▸ SOURCE DATA
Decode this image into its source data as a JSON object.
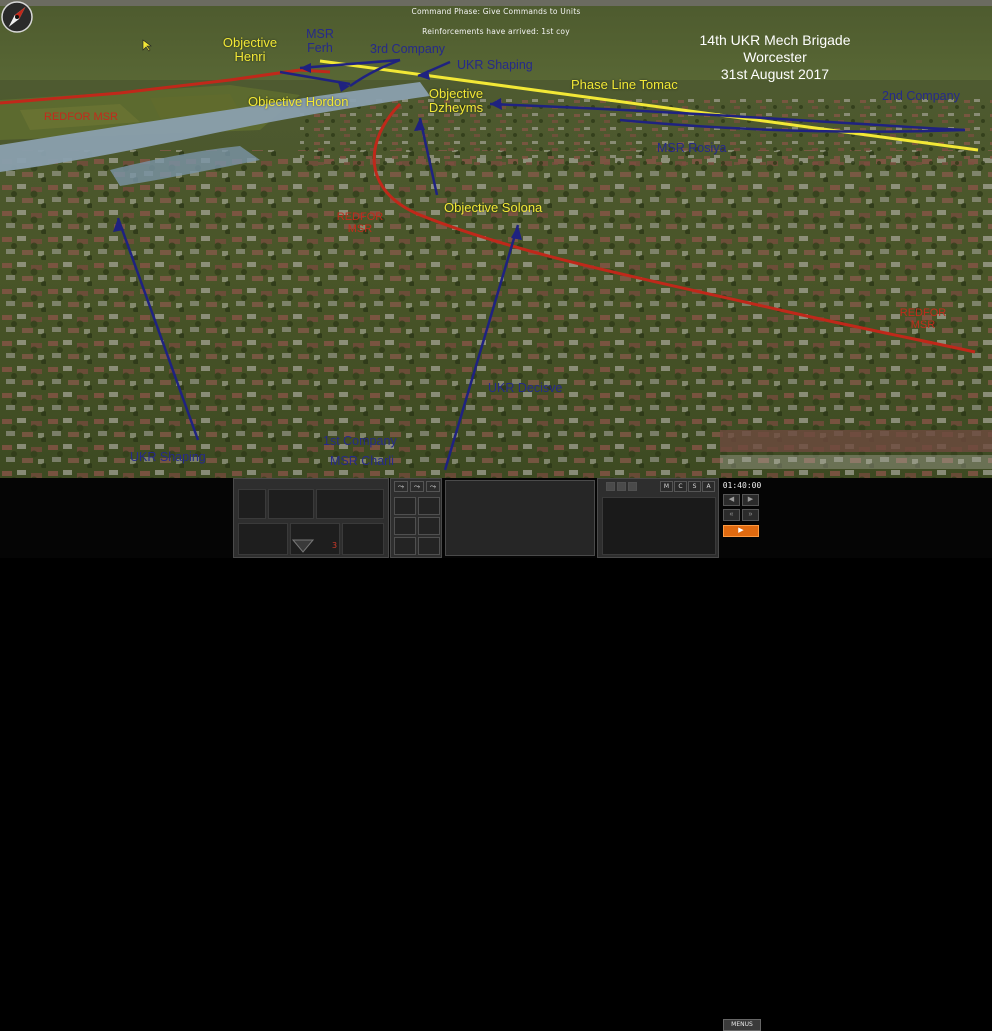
{
  "messages": {
    "phase": "Command Phase: Give Commands to Units",
    "reinforcements": "Reinforcements have arrived: 1st coy"
  },
  "header": {
    "line1": "14th UKR Mech Brigade",
    "line2": "Worcester",
    "line3": "31st August 2017"
  },
  "objectives": {
    "henri_1": "Objective",
    "henri_2": "Henri",
    "hordon": "Objective Hordon",
    "dzheyms_1": "Objective",
    "dzheyms_2": "Dzheyms",
    "solona": "Objective Solona"
  },
  "phase_line": "Phase Line Tomac",
  "routes": {
    "msr_ferh_1": "MSR",
    "msr_ferh_2": "Ferh",
    "third_company": "3rd Company",
    "ukr_shaping_top": "UKR Shaping",
    "second_company": "2nd Company",
    "msr_rosiya": "MSR Rosiya",
    "ukr_decisive": "UKR Decisve",
    "first_company": "1st Company",
    "msr_charli": "MSR Charli",
    "ukr_shaping_bottom": "UKR Shaping"
  },
  "redfor": {
    "msr_left": "REDFOR MSR",
    "msr_center_1": "REDFOR",
    "msr_center_2": "MSR",
    "msr_right_1": "REDFOR",
    "msr_right_2": "MSR"
  },
  "hud": {
    "clock": "01:40:00",
    "menus": "MENUS",
    "tabs": [
      "M",
      "C",
      "S",
      "A"
    ],
    "alert_count": "3"
  },
  "colors": {
    "redfor_line": "#c0281a",
    "arrow_blue": "#1f2280",
    "phase_line": "#f2e836",
    "accent_orange": "#e06a10"
  },
  "icons": {
    "compass": "compass-rose-icon",
    "cursor": "mouse-pointer-icon"
  }
}
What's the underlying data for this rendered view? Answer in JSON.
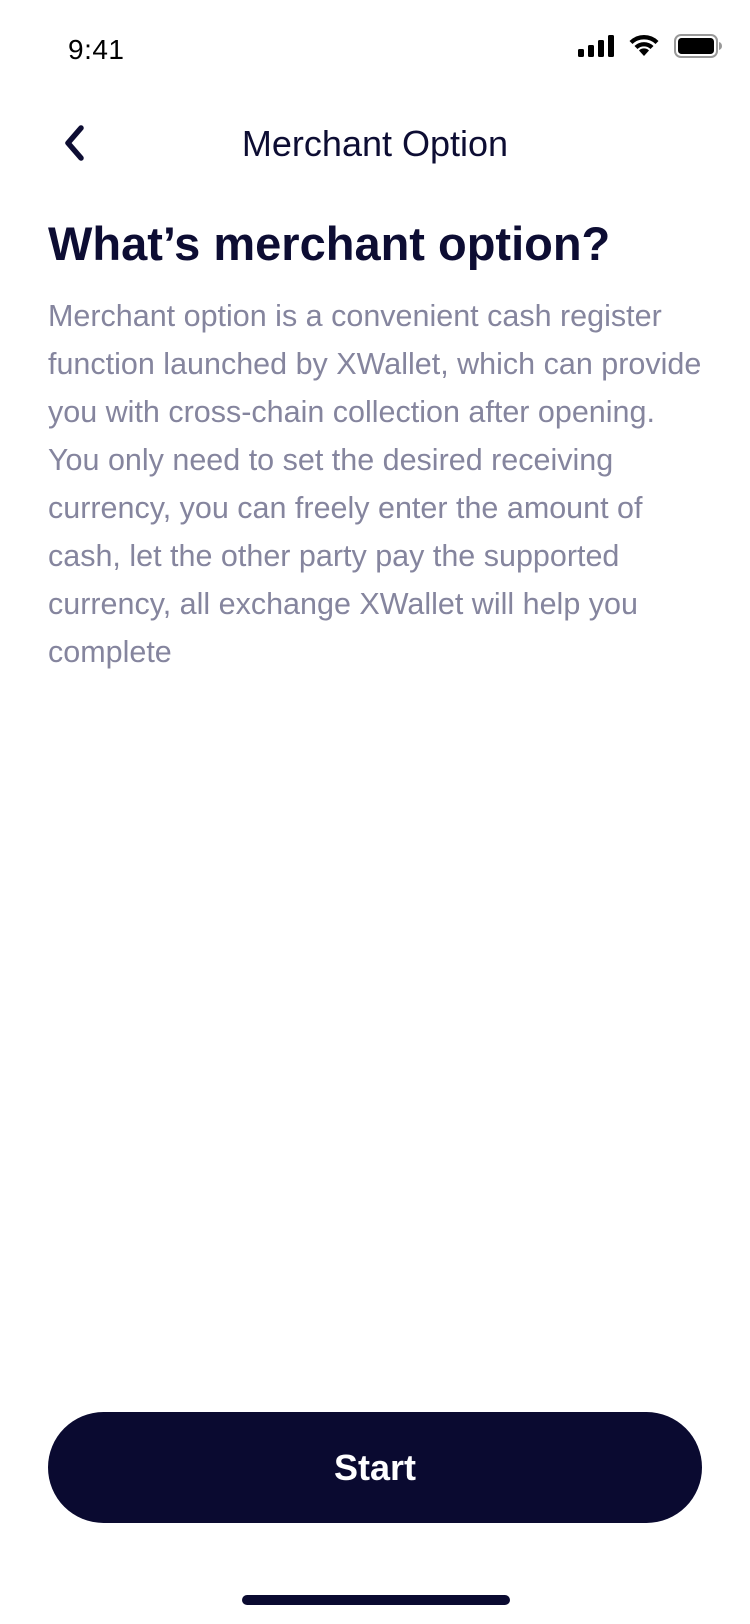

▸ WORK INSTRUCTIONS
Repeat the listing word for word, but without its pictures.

▸ TASK SOLUTION
Decode this image into its source data as a JSON object.
{
  "messages": {
    "phase": "Command Phase: Give Commands to Units",
    "reinforcements": "Reinforcements have arrived: 1st coy"
  },
  "header": {
    "line1": "14th UKR Mech Brigade",
    "line2": "Worcester",
    "line3": "31st August 2017"
  },
  "objectives": {
    "henri_1": "Objective",
    "henri_2": "Henri",
    "hordon": "Objective Hordon",
    "dzheyms_1": "Objective",
    "dzheyms_2": "Dzheyms",
    "solona": "Objective Solona"
  },
  "phase_line": "Phase Line Tomac",
  "routes": {
    "msr_ferh_1": "MSR",
    "msr_ferh_2": "Ferh",
    "third_company": "3rd Company",
    "ukr_shaping_top": "UKR Shaping",
    "second_company": "2nd Company",
    "msr_rosiya": "MSR Rosiya",
    "ukr_decisive": "UKR Decisve",
    "first_company": "1st Company",
    "msr_charli": "MSR Charli",
    "ukr_shaping_bottom": "UKR Shaping"
  },
  "redfor": {
    "msr_left": "REDFOR MSR",
    "msr_center_1": "REDFOR",
    "msr_center_2": "MSR",
    "msr_right_1": "REDFOR",
    "msr_right_2": "MSR"
  },
  "hud": {
    "clock": "01:40:00",
    "menus": "MENUS",
    "tabs": [
      "M",
      "C",
      "S",
      "A"
    ],
    "alert_count": "3"
  },
  "colors": {
    "redfor_line": "#c0281a",
    "arrow_blue": "#1f2280",
    "phase_line": "#f2e836",
    "accent_orange": "#e06a10"
  },
  "icons": {
    "compass": "compass-rose-icon",
    "cursor": "mouse-pointer-icon"
  }
}
What's the underlying data for this rendered view? Answer in JSON.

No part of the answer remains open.